You can now compile with Shift-Ctrl+B (or by going Terminal > Run Build Task)

If everything works well, you should now have both hello.js and hello.js.map files created in your helloHeaps folder:

image

Run in Browser

In order to run our example, we need to embed it into a web page. Create a file named index.html with the following content:

<!DOCTYPE>
<html>
<head>
    <meta charset="utf-8"/>
    <title>Hello Heaps</title>
    <style>
        body { margin:0;padding:0;background-color:black; }
        canvas#webgl { width:100%;height:100%; } 
    </style>
</head>
<body>
    <canvas id="webgl"></canvas>
    <script type="text/javascript" src="hello.js"></script>
</body>
</html>

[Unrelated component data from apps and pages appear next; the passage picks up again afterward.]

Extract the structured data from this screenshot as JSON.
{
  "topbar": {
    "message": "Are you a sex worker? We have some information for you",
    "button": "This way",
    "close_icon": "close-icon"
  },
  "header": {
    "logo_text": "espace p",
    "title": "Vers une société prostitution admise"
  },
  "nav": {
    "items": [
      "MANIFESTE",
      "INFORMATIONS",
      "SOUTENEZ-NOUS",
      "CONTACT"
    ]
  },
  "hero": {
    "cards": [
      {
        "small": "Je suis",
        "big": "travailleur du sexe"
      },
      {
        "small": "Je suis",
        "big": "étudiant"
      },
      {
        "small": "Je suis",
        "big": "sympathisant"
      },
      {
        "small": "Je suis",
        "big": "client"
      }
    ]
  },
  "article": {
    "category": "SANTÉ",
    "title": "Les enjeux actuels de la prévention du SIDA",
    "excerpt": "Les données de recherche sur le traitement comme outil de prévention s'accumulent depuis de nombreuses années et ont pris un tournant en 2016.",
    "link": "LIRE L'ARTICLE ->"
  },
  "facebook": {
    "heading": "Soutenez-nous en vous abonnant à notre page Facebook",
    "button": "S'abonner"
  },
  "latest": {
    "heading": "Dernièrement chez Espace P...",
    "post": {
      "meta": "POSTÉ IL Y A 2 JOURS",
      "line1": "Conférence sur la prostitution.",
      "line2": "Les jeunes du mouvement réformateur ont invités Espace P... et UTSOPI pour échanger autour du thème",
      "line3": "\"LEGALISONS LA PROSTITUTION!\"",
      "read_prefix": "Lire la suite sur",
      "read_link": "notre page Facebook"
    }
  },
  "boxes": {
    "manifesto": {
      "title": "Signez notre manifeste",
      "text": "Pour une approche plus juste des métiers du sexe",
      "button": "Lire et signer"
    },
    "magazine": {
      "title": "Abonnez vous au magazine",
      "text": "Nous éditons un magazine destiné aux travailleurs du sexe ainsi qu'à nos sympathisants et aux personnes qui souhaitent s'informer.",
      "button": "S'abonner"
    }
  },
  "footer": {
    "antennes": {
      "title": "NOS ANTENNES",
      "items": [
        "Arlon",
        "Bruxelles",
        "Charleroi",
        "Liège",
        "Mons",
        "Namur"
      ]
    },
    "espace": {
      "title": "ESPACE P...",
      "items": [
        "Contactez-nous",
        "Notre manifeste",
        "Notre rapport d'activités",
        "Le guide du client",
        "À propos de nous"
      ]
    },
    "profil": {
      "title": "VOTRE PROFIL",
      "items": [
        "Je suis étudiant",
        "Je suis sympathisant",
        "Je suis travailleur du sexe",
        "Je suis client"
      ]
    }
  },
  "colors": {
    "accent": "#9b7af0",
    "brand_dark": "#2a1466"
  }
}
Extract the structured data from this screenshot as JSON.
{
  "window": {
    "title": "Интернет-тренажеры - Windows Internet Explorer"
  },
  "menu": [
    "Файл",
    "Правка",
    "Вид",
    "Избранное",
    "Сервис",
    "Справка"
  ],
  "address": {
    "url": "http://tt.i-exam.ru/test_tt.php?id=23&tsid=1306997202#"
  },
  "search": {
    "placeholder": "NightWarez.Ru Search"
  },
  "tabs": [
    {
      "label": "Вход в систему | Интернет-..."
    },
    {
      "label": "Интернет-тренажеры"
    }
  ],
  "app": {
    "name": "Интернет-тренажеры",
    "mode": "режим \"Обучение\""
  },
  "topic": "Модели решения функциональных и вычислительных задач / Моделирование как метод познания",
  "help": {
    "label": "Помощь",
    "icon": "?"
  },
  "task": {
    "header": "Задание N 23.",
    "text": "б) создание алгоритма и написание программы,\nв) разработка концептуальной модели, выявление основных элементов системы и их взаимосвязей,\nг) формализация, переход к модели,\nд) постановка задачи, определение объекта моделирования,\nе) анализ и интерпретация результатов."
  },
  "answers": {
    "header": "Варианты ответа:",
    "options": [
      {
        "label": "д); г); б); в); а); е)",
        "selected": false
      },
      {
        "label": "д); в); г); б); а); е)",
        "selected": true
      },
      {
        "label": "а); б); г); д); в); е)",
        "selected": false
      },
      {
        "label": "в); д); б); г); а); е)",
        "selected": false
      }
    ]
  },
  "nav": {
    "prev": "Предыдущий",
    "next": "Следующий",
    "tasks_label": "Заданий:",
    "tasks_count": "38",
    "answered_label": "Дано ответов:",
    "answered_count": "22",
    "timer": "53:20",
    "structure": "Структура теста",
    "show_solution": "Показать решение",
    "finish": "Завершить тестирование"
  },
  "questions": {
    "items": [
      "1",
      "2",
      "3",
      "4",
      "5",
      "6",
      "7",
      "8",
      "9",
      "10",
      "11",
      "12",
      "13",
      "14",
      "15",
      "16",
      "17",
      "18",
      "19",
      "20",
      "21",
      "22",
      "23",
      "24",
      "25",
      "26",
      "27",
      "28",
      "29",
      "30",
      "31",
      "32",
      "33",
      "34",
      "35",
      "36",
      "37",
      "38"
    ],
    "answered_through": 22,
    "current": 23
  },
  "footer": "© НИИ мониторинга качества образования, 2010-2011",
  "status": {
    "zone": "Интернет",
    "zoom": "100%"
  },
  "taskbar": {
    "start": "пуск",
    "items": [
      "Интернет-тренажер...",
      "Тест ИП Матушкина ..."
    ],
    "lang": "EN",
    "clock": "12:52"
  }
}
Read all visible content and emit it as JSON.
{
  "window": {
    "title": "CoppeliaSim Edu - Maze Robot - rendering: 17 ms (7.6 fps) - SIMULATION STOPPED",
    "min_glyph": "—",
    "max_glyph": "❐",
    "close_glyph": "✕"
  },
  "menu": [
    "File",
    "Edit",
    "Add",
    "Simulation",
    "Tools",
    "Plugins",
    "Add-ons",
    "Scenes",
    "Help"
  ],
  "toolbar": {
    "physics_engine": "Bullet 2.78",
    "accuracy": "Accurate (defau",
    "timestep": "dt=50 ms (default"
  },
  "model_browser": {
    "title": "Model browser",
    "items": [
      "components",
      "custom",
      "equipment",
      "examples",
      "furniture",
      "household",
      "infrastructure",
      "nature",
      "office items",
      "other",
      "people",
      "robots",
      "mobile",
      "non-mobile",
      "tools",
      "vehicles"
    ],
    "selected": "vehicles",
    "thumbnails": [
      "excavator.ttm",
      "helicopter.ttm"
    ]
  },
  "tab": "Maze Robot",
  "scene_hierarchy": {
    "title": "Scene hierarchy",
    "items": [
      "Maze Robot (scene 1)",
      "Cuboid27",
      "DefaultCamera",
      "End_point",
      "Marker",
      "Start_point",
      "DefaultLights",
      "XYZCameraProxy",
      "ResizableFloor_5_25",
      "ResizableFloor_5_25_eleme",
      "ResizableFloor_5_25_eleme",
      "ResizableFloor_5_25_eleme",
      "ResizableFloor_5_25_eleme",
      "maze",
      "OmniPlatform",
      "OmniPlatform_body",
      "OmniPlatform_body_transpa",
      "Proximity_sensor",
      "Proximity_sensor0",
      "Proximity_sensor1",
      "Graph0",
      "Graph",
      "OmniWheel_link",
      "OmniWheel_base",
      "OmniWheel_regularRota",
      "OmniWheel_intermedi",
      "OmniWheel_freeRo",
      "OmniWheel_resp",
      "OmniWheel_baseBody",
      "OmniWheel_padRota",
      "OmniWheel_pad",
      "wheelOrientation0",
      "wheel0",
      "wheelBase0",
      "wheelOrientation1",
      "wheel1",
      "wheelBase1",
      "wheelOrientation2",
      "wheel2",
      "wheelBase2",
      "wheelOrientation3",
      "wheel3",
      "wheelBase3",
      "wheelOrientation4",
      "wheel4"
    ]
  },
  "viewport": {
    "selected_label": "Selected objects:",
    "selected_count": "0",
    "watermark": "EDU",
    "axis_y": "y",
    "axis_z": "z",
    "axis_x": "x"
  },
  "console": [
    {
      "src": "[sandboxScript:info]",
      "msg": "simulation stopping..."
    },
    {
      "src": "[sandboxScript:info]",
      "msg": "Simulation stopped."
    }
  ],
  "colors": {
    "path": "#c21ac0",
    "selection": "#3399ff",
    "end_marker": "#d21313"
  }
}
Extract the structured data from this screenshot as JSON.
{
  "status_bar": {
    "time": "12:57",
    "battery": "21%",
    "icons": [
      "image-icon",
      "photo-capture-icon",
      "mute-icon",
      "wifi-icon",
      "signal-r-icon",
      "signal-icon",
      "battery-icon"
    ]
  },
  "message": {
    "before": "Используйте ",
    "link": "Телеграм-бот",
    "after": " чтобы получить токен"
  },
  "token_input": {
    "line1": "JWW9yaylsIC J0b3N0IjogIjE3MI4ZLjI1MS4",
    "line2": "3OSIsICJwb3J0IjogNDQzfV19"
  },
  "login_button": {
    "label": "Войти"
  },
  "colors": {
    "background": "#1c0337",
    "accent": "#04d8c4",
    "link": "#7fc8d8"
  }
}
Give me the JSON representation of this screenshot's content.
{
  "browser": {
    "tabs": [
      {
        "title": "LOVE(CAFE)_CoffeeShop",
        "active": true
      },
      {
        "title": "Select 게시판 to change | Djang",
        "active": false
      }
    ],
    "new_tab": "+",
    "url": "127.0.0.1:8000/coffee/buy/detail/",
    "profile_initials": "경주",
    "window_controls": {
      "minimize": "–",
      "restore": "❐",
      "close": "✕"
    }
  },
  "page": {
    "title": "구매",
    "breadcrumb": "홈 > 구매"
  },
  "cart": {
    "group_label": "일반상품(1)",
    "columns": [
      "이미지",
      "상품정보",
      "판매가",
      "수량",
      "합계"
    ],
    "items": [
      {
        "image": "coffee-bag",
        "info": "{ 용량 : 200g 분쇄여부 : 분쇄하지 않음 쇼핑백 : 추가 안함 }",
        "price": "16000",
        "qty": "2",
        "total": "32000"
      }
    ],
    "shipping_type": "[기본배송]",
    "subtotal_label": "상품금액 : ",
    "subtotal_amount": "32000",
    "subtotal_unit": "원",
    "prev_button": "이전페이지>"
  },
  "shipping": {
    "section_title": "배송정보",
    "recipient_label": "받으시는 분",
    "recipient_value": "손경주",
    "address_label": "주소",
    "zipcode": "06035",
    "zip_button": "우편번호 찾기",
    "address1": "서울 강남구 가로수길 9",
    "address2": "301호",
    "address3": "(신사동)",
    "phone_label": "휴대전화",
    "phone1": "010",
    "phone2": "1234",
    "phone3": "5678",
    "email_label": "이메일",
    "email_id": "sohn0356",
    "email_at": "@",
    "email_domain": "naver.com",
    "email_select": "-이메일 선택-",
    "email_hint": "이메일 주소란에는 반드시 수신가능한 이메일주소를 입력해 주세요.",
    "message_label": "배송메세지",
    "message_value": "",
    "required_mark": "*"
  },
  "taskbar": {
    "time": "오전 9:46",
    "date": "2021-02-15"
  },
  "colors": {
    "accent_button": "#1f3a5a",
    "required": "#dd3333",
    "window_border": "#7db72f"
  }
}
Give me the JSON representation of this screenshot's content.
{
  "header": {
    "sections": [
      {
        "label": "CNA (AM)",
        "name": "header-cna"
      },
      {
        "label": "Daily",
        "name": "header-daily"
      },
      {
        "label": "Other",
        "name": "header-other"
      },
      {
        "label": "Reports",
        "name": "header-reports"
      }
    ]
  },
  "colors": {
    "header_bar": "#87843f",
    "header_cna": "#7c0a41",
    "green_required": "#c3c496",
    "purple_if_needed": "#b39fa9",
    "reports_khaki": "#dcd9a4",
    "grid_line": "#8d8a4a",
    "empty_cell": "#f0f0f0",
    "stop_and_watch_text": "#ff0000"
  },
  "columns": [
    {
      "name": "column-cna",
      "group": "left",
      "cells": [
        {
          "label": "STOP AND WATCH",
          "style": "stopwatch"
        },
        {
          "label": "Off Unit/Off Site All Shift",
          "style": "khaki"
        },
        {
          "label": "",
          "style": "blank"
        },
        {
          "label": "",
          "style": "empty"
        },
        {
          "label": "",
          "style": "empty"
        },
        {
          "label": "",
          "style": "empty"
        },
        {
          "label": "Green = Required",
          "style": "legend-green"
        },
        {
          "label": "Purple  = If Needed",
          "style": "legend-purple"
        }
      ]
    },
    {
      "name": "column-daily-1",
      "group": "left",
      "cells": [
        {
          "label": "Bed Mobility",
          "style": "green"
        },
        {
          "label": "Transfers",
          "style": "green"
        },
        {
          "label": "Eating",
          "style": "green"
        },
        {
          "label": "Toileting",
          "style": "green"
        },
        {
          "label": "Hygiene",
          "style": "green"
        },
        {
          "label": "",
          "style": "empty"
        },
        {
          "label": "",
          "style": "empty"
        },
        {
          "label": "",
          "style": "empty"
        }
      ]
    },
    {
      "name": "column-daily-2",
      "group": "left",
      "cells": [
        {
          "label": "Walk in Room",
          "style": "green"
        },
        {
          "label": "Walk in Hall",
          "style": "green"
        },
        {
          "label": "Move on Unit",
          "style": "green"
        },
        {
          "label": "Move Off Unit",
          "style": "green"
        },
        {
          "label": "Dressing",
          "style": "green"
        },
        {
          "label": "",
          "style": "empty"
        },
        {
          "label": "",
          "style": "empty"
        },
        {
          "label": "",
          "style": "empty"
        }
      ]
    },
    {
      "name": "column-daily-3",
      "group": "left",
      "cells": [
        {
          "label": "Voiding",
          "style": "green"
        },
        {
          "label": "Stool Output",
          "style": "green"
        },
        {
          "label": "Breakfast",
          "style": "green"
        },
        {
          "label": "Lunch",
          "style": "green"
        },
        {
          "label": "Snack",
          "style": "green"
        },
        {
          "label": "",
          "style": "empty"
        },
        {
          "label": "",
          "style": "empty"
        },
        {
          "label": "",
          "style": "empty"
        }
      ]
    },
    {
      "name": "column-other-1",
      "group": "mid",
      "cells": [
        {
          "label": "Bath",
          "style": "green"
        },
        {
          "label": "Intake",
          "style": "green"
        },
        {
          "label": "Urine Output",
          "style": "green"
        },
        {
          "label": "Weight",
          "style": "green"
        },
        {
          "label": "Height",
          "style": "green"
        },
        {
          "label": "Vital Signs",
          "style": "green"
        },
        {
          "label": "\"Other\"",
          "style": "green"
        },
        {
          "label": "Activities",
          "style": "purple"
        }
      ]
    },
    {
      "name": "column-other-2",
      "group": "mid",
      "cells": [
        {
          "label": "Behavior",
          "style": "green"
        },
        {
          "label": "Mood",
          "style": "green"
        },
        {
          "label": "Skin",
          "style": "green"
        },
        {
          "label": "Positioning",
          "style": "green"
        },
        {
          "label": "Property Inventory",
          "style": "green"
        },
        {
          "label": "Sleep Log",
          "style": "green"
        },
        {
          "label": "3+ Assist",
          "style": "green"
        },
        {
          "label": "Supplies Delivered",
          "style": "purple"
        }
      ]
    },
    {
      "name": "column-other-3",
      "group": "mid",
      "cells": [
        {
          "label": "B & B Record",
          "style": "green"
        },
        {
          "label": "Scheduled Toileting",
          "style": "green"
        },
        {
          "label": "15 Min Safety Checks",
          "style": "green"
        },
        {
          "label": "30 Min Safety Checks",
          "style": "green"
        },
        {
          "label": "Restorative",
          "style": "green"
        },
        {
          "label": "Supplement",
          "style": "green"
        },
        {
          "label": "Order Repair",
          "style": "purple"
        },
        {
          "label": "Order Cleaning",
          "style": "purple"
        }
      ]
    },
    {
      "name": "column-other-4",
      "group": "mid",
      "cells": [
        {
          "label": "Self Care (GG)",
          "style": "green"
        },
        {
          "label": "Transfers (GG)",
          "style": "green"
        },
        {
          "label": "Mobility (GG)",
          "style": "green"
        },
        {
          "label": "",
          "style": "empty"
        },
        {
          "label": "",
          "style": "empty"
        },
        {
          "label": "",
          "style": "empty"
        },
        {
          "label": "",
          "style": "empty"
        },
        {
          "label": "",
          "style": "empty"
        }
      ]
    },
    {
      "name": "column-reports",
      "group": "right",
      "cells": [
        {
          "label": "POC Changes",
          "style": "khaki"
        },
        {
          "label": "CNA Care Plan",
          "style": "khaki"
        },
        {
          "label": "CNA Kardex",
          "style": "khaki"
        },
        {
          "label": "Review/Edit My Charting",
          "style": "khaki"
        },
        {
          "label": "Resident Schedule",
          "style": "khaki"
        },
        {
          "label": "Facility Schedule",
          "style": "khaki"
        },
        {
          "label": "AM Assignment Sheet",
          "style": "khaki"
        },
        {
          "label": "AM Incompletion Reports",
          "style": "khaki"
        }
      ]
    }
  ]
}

In order to Run with Chrome, you need Chrome Debugger VSCode extension. Open again the Extension manager and search for Chrome to install it:

image

Once installed, press F5 or do Debug > Start Debugging. This should give you the choice to Debug with Chrome. If not, restart VSCode so the extension is activated.

If you click on Chrome label, it will open you a .vscode/launch.json similar to the tasks.json we had earlier for compiling.

{
	"version": "0.2.0",
	"configurations": [
		{
			"type": "chrome",
			"request": "launch",
			"name": "Launch Chrome against localhost",
			"url": "http://localhost:8080",
			"webRoot": "${workspaceFolder}"
		}
	]
}

You can either setup a web server on localhost:8080 to display the content, or either simply replace the url using the following value:

    "url": "file://${workspaceFolder}/index.html",

Now Run again (through the menu or F5) and the browser should open and display Hello World

image

Debugging

You can put breakpoints into your Heaps application by clicking in the margin to left to the line number in your source code. You can then start again the problem and see it break at the desired position.

image

Compile-and-Run

If you want to make sure that compilation is done every time you press F5, you can edit your .vscode/launch.json file by adding a preLaunchTask such as the following example:

{
	"version": "0.2.0",
	"configurations": [
		{
			"type": "chrome",
			"request": "launch",
			"name": "Launch Chrome against localhost",
			"url": "file://${workspaceFolder}/index.html",
			"webRoot": "${workspaceFolder}",
			"preLaunchTask": {
				"type" : "haxe",
				"args" : "active configuration"
			}
		}
	]
}

Now is the time to do more!

Use the menu to explore Heaps features and APIs.